Once a new phenomenon in the world of fitness, Nordic seems to be sporting more and more new trends as we speak. From machines that take you through fields and meadows; to swimming; Nordic walkers seem to have established themselves in the world of fitness with numerous manufacturers and millions of dollars invested. Now at fitness.com, we'd like to inform you on new developments in Nordic Walking and how it can benefit you.
There is aqua-gym, and aqua-swim, so why not aqua Nordic Walking? This is what Nordic walking trainer Michael Epp, from Altshausen asked. His invention is an ingeniously simple concept. Aqua-Nordic Walking is basically like Nordic walking, only it feels like you are training in water. The 1.35-meter deep basin allows for easy movement, but in reality the floor movements are simulated with a joint- relief and saving method, in the spine, hips, knees and ankles. Other muscles that can be stimulated include the arms, legs, buttocks, abdomen and back. Epp developed Aqua-Nordic Walking in collaboration with a manufacturing company called Aqua Nordic walking sticks.
Here are some websites in correspondence with new Nordic Trends:
Nordic Walking: Why not in the South?
The right step
Mass movement Nordic Walking
Run: The village for Nordic skiers
A second trend in Nordic walking is Nordic trekking. Nordic Trekking is for long distance walking. Since Nordic Walking is more leisurely, Nordic trekking is usually done at a higher pace and with a pulse maker. It is also for those that want more of an adventure with nature. You can choose different tours or treks that lead you through relaxing picturesque environments, and plan it as a day trip or even a period over several days. Nordic Trekking is also a way to connect fitness with a touristic experience.
The Myth of Joint Relief from Nordic Walking:
Some researchers have reason to believe that the theory that Nordic Walking produces joint relief is a myth. In a field study five scientific researchers found after testing that Nordic Walking did not cause any joint relief in comparison to walking, jogging, or running on natural surfaces. The scientists took volunteers of different gender, height, and weight ratios, (with and without walking sticks) to run pressure on the different joints. In doing so, they found no difference between Nordic Walking and regular walking. The conclusion of the study: "The data clearly demonstrates that the widespread opinion of a joint discharge by Nordic Walking by 30-50 percent is not necessarily true."

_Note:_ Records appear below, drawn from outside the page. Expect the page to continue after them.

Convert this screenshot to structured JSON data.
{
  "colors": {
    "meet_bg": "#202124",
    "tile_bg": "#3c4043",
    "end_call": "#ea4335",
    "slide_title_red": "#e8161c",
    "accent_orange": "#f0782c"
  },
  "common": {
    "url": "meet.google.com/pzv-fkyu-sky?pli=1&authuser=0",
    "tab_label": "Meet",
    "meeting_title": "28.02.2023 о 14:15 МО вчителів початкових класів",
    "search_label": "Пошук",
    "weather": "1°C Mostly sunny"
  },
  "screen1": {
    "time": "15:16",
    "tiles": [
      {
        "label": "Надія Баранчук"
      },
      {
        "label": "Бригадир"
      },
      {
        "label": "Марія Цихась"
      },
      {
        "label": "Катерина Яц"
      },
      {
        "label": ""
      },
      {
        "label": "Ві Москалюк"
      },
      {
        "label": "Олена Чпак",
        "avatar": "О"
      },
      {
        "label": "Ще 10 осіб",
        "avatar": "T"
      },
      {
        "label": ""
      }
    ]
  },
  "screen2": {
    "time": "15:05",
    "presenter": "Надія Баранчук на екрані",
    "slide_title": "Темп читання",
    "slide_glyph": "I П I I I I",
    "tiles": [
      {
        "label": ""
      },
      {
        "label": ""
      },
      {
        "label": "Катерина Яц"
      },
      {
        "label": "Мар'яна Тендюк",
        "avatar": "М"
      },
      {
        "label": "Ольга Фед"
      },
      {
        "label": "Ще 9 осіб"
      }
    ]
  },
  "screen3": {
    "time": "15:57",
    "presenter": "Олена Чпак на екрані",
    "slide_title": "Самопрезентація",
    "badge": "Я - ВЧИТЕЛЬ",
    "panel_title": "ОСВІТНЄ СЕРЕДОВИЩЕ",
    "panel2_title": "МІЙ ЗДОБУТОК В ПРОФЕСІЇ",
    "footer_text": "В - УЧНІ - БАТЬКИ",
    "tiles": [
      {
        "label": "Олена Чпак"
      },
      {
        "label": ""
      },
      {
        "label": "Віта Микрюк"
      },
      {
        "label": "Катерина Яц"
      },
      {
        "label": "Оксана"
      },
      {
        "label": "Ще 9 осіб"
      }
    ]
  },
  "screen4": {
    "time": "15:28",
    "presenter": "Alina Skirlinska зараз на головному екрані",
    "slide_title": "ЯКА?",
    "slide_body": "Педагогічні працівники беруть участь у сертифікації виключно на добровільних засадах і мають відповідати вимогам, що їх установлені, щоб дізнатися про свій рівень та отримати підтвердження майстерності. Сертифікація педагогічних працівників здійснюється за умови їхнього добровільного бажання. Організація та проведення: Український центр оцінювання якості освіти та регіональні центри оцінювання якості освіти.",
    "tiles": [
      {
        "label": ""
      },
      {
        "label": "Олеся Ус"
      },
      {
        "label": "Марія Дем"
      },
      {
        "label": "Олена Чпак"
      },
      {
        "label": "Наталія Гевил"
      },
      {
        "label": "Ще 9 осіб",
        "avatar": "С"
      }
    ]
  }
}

However, some may prefer walking indoors where they can choose their own room temperatures, but still get the same beautiful scenery of the outdoors. No matter what way you decide to choose, the option is now readily available to you.